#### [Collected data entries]
_____

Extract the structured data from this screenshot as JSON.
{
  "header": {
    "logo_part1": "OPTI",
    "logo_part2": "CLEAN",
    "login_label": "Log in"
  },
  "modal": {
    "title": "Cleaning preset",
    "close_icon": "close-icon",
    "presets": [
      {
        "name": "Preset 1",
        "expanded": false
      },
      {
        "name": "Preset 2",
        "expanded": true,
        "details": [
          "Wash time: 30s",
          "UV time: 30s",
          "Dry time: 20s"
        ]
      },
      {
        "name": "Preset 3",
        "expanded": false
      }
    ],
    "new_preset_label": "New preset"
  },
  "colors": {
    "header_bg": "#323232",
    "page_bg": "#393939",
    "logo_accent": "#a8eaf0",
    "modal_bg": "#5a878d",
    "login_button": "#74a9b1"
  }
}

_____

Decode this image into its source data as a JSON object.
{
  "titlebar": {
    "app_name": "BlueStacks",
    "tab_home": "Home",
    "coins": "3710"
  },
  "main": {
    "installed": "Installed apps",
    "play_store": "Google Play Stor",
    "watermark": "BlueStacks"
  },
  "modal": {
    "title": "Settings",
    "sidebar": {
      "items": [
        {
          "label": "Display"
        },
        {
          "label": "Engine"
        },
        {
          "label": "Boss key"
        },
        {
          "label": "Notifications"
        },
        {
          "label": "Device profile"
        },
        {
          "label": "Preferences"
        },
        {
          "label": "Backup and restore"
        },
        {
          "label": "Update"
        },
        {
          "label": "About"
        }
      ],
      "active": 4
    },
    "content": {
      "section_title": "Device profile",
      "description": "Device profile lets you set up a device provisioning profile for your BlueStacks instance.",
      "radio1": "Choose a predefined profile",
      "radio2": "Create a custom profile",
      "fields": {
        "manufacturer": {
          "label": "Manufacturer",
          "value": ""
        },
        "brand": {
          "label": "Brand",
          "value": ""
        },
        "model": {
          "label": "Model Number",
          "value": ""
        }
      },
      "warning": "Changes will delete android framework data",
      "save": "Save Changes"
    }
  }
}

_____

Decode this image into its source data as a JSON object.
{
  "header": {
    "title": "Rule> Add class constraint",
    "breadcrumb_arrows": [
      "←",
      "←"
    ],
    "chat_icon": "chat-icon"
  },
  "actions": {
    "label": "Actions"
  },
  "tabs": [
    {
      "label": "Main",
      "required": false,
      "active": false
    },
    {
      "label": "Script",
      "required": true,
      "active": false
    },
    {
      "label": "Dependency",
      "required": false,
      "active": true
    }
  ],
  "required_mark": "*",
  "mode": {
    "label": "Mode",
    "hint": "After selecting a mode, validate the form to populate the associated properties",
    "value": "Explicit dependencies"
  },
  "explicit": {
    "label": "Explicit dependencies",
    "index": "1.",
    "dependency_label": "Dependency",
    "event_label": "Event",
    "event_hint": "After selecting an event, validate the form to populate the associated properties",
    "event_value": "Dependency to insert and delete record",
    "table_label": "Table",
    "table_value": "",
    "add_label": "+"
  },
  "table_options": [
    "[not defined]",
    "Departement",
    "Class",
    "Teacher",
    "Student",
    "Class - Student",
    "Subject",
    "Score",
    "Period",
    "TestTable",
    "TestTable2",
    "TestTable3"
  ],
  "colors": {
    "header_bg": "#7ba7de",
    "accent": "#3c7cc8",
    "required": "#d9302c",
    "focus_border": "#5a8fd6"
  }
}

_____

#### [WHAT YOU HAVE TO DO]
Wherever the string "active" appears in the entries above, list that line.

#### [SOLUTION TO THIS EXERCISE]
      "active": 4
      "active": false
      "active": false
      "active": true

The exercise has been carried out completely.